→ Problem requirements: Gather up every line from the entries below that uses the word "placeholder".

==== Data for this exercise ====

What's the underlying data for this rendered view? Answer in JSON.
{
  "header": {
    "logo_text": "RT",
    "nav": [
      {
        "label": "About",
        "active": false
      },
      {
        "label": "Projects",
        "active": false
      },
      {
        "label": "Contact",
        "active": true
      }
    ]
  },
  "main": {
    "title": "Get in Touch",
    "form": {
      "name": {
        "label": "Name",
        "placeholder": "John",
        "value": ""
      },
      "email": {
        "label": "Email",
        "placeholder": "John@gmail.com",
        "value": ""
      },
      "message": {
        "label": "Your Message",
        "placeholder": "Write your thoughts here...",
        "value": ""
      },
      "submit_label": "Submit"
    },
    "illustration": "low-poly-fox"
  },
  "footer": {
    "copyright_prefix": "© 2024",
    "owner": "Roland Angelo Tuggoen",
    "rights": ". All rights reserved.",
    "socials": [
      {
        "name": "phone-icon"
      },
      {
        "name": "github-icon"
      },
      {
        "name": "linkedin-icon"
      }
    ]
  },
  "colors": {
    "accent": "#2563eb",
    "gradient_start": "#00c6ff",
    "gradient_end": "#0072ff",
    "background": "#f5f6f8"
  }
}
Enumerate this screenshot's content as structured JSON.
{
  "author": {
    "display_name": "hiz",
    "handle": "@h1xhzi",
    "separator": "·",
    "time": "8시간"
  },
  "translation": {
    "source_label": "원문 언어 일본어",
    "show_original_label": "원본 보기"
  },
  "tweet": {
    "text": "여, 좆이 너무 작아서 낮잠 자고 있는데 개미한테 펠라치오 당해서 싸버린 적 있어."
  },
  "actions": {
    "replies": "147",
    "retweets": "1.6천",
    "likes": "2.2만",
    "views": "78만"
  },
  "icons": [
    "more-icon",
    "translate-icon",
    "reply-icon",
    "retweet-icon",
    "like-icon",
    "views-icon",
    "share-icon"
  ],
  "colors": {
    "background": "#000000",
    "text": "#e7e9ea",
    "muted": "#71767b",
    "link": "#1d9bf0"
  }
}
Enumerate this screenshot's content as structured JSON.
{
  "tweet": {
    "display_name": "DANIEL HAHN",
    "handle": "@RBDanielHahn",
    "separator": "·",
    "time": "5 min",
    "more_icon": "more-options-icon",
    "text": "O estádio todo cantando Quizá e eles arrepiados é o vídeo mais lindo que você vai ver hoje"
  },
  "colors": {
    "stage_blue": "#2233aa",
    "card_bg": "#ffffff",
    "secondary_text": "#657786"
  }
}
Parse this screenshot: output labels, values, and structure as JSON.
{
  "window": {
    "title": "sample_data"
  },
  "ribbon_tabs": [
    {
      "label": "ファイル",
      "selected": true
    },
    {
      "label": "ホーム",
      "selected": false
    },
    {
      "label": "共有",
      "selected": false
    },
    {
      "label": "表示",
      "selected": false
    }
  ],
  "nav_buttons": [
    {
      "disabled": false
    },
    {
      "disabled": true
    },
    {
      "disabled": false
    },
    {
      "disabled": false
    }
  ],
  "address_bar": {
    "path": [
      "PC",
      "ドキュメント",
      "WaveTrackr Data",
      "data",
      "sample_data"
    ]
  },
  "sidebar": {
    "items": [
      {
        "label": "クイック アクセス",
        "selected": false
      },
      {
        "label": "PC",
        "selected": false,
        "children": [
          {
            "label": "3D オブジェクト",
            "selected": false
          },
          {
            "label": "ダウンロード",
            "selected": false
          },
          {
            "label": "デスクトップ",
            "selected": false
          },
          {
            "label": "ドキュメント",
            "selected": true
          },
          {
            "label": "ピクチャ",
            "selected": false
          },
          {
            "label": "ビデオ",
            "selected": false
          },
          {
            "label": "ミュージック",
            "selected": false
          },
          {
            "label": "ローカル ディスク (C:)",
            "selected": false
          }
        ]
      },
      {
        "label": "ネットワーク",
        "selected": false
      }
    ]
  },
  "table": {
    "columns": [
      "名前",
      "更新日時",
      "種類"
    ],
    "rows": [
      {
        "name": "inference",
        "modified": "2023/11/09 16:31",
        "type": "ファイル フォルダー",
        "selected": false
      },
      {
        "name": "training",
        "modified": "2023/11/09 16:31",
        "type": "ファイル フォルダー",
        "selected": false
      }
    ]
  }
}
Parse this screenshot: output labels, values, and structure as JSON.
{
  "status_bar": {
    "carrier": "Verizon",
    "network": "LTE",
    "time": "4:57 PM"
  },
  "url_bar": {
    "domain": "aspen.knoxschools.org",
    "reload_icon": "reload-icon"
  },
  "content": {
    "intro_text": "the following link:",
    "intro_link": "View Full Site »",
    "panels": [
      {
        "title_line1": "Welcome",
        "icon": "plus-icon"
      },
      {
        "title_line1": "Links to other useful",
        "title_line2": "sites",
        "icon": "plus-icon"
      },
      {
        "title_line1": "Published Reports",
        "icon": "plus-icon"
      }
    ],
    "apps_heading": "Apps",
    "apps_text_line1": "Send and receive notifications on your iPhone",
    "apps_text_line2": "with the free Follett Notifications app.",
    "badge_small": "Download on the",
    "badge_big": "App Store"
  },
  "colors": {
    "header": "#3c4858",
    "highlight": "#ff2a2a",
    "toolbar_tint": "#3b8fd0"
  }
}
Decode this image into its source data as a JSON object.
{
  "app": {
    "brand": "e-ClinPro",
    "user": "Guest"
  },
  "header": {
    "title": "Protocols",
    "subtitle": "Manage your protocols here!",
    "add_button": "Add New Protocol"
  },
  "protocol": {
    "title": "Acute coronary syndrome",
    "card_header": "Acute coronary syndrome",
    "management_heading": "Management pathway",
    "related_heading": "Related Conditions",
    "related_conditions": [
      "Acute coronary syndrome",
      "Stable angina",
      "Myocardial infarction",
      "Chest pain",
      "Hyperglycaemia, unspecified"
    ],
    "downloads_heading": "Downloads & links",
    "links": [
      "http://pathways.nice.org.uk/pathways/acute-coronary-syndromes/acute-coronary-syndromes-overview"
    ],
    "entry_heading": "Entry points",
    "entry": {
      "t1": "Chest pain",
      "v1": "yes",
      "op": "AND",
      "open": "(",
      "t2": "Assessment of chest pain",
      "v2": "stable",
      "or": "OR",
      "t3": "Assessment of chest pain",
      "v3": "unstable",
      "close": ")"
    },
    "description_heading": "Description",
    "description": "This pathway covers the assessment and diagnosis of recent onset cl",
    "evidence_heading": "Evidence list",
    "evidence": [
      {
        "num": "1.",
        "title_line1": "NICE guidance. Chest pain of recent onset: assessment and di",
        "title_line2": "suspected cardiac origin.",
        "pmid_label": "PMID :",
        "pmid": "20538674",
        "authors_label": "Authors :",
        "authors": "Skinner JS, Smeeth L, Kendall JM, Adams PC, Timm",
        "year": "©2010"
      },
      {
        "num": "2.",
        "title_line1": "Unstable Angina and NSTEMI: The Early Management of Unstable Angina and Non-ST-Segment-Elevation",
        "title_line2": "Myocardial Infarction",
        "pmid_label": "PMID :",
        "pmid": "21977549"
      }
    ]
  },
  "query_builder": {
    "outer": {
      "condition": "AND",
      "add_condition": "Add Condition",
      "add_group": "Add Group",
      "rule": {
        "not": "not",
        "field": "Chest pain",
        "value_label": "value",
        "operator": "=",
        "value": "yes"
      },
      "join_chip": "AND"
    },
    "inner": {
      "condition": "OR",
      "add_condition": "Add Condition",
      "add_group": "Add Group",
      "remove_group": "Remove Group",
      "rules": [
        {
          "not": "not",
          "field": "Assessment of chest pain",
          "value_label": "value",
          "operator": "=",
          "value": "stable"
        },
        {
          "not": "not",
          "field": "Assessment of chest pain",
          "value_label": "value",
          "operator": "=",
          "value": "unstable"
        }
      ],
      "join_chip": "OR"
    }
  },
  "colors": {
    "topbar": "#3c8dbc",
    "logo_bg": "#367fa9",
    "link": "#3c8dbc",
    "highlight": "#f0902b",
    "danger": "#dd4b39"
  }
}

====

→ Expected answer:
        "placeholder": "John",
        "placeholder": "John@gmail.com",
        "placeholder": "Write your thoughts here...",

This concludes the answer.